**TASK REQUIREMENTS**
From top to bottom, retype the data exactly, passing over any picture.

**MATERIAL TO PROCESS**
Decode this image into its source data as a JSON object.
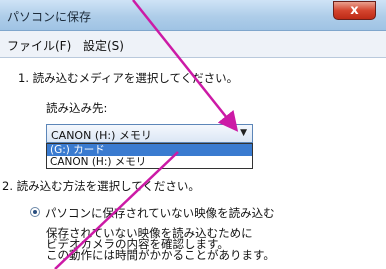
{
  "window": {
    "title": "パソコンに保存",
    "close_glyph": "x"
  },
  "menu": {
    "items": [
      {
        "label": "ファイル(F)"
      },
      {
        "label": "設定(S)"
      }
    ]
  },
  "step1": {
    "heading": "1. 読み込むメディアを選択してください。",
    "source_label": "読み込み先:",
    "select_value": "CANON (H:) メモリ",
    "options": [
      {
        "label": "(G:) カード",
        "selected": true
      },
      {
        "label": "CANON (H:) メモリ",
        "selected": false
      }
    ]
  },
  "step2": {
    "heading": "2. 読み込む方法を選択してください。",
    "radio_label": "パソコンに保存されていない映像を読み込む",
    "description_lines": [
      "保存されていない映像を読み込むために",
      "ビデオカメラの内容を確認します。",
      "この動作には時間がかかることがあります。"
    ]
  },
  "annotation": {
    "color": "#cc1aa6"
  }
}
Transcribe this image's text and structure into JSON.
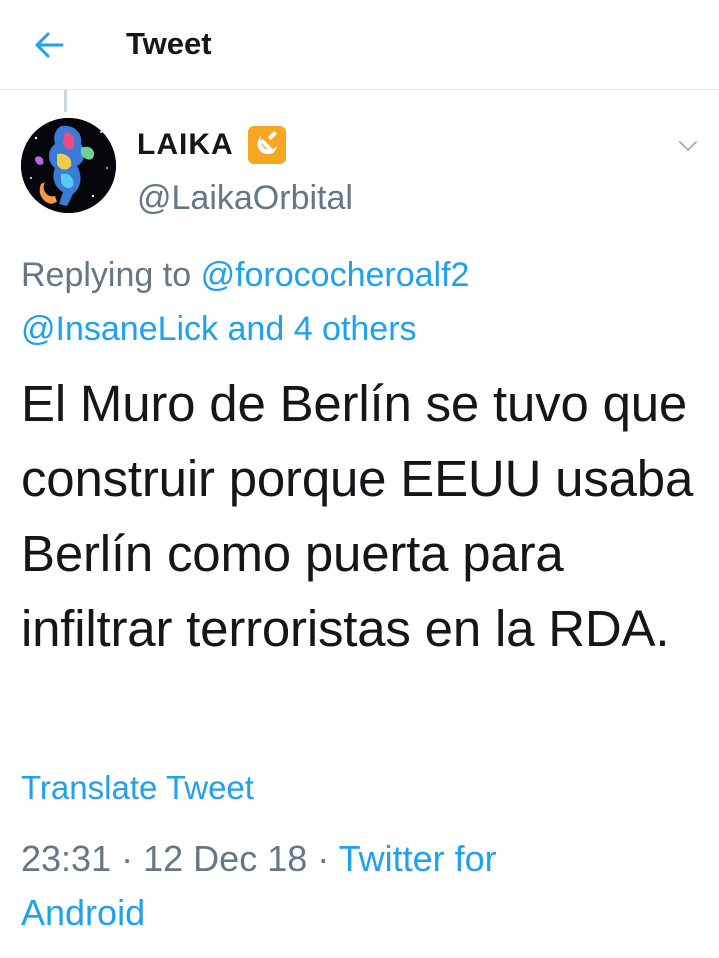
{
  "header": {
    "title": "Tweet",
    "back_icon": "arrow-left-icon",
    "accent_color": "#1da1f2"
  },
  "tweet": {
    "author": {
      "display_name": "LAIKA",
      "flag_emoji": "☭",
      "handle": "@LaikaOrbital"
    },
    "replying_prefix": "Replying to",
    "replying_user": "@forococheroalf2",
    "replying_user2": "@InsaneLick",
    "replying_others": "and 4 others",
    "text": "El Muro de Berlín se tuvo que construir porque EEUU usaba Berlín como puerta para infiltrar terroristas en la RDA.",
    "translate_label": "Translate Tweet",
    "time": "23:31",
    "date": "12 Dec 18",
    "separator": "·",
    "source": "Twitter for Android"
  }
}
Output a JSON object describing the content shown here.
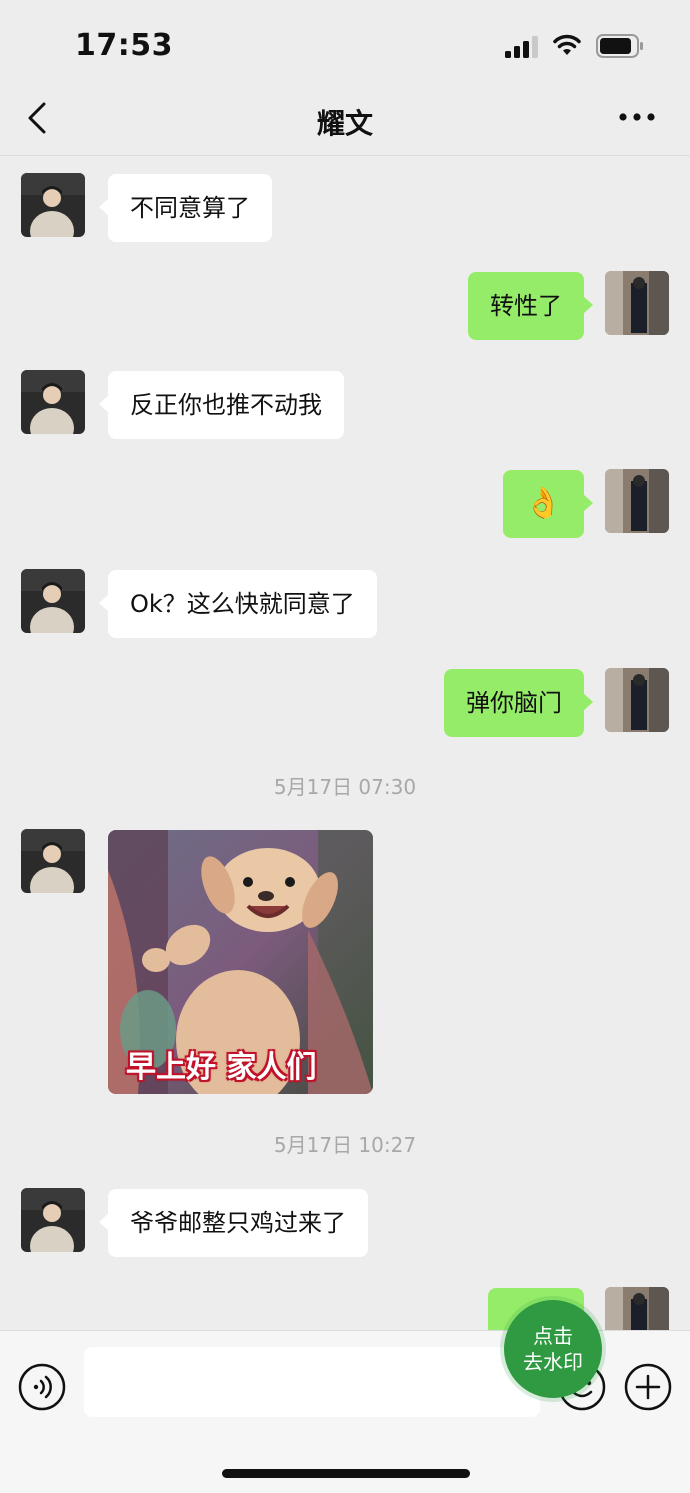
{
  "status_bar": {
    "time": "17:53",
    "signal_icon": "cellular-signal-icon",
    "wifi_icon": "wifi-icon",
    "battery_icon": "battery-icon"
  },
  "nav": {
    "title": "耀文",
    "back_icon": "chevron-left-icon",
    "more_icon": "more-dots-icon"
  },
  "messages": [
    {
      "side": "in",
      "text": "不同意算了"
    },
    {
      "side": "out",
      "text": "转性了"
    },
    {
      "side": "in",
      "text": "反正你也推不动我"
    },
    {
      "side": "out",
      "emoji": "👌"
    },
    {
      "side": "in",
      "text": "Ok？这么快就同意了"
    },
    {
      "side": "out",
      "text": "弹你脑门"
    },
    {
      "type": "timestamp",
      "text": "5月17日 07:30"
    },
    {
      "side": "in",
      "type": "sticker",
      "caption": "早上好 家人们"
    },
    {
      "type": "timestamp",
      "text": "5月17日 10:27"
    },
    {
      "side": "in",
      "text": "爷爷邮整只鸡过来了"
    },
    {
      "side": "out",
      "text": ""
    }
  ],
  "input_bar": {
    "voice_icon": "voice-icon",
    "emoji_icon": "emoji-icon",
    "plus_icon": "plus-circle-icon"
  },
  "watermark_button": {
    "line1": "点击",
    "line2": "去水印"
  },
  "colors": {
    "background": "#ededed",
    "incoming_bubble": "#ffffff",
    "outgoing_bubble": "#95ec69",
    "accent": "#2f9a42"
  }
}
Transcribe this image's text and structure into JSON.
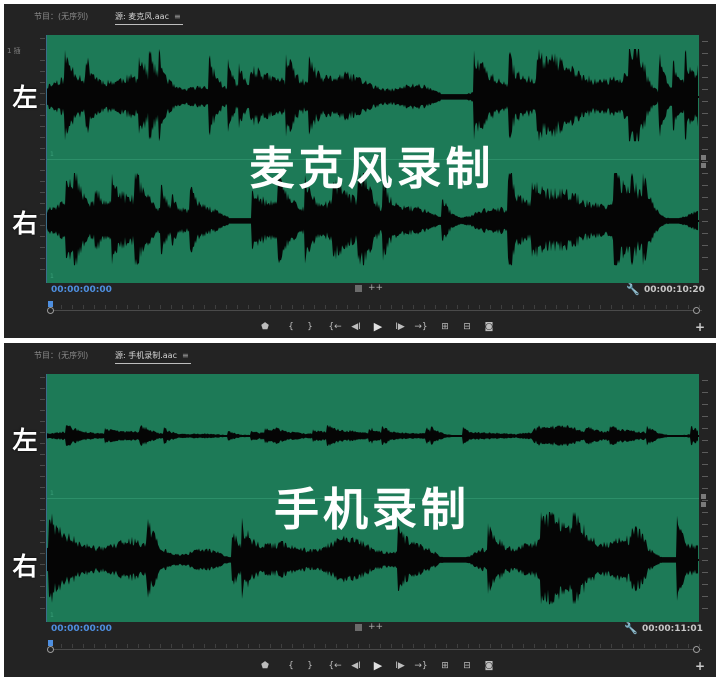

**SOLVED PROBLEM**
Decode this image into its source data as a JSON object.
{
  "window": {
    "title": "パソコンに保存",
    "close_glyph": "x"
  },
  "menu": {
    "items": [
      {
        "label": "ファイル(F)"
      },
      {
        "label": "設定(S)"
      }
    ]
  },
  "step1": {
    "heading": "1. 読み込むメディアを選択してください。",
    "source_label": "読み込み先:",
    "select_value": "CANON (H:) メモリ",
    "options": [
      {
        "label": "(G:) カード",
        "selected": true
      },
      {
        "label": "CANON (H:) メモリ",
        "selected": false
      }
    ]
  },
  "step2": {
    "heading": "2. 読み込む方法を選択してください。",
    "radio_label": "パソコンに保存されていない映像を読み込む",
    "description_lines": [
      "保存されていない映像を読み込むために",
      "ビデオカメラの内容を確認します。",
      "この動作には時間がかかることがあります。"
    ]
  },
  "annotation": {
    "color": "#cc1aa6"
  }
}
Transcribe this image's text and structure into JSON.
{
  "header": {
    "title": "Tweet",
    "back_icon": "arrow-left-icon",
    "accent_color": "#1da1f2"
  },
  "tweet": {
    "author": {
      "display_name": "LAIKA",
      "flag_emoji": "☭",
      "handle": "@LaikaOrbital"
    },
    "replying_prefix": "Replying to",
    "replying_user": "@forococheroalf2",
    "replying_user2": "@InsaneLick",
    "replying_others": "and 4 others",
    "text": "El Muro de Berlín se tuvo que construir porque EEUU usaba Berlín como puerta para infiltrar terroristas en la RDA.",
    "translate_label": "Translate Tweet",
    "time": "23:31",
    "date": "12 Dec 18",
    "separator": "·",
    "source": "Twitter for Android"
  }
}
Output a JSON object describing the content shown here.
{
  "status_bar": {
    "time": "17:53",
    "signal_icon": "cellular-signal-icon",
    "wifi_icon": "wifi-icon",
    "battery_icon": "battery-icon"
  },
  "nav": {
    "title": "耀文",
    "back_icon": "chevron-left-icon",
    "more_icon": "more-dots-icon"
  },
  "messages": [
    {
      "side": "in",
      "text": "不同意算了"
    },
    {
      "side": "out",
      "text": "转性了"
    },
    {
      "side": "in",
      "text": "反正你也推不动我"
    },
    {
      "side": "out",
      "emoji": "👌"
    },
    {
      "side": "in",
      "text": "Ok？这么快就同意了"
    },
    {
      "side": "out",
      "text": "弹你脑门"
    },
    {
      "type": "timestamp",
      "text": "5月17日 07:30"
    },
    {
      "side": "in",
      "type": "sticker",
      "caption": "早上好 家人们"
    },
    {
      "type": "timestamp",
      "text": "5月17日 10:27"
    },
    {
      "side": "in",
      "text": "爷爷邮整只鸡过来了"
    },
    {
      "side": "out",
      "text": ""
    }
  ],
  "input_bar": {
    "voice_icon": "voice-icon",
    "emoji_icon": "emoji-icon",
    "plus_icon": "plus-circle-icon"
  },
  "watermark_button": {
    "line1": "点击",
    "line2": "去水印"
  },
  "colors": {
    "background": "#ededed",
    "incoming_bubble": "#ffffff",
    "outgoing_bubble": "#95ec69",
    "accent": "#2f9a42"
  }
}
Transcribe this image's text and structure into JSON.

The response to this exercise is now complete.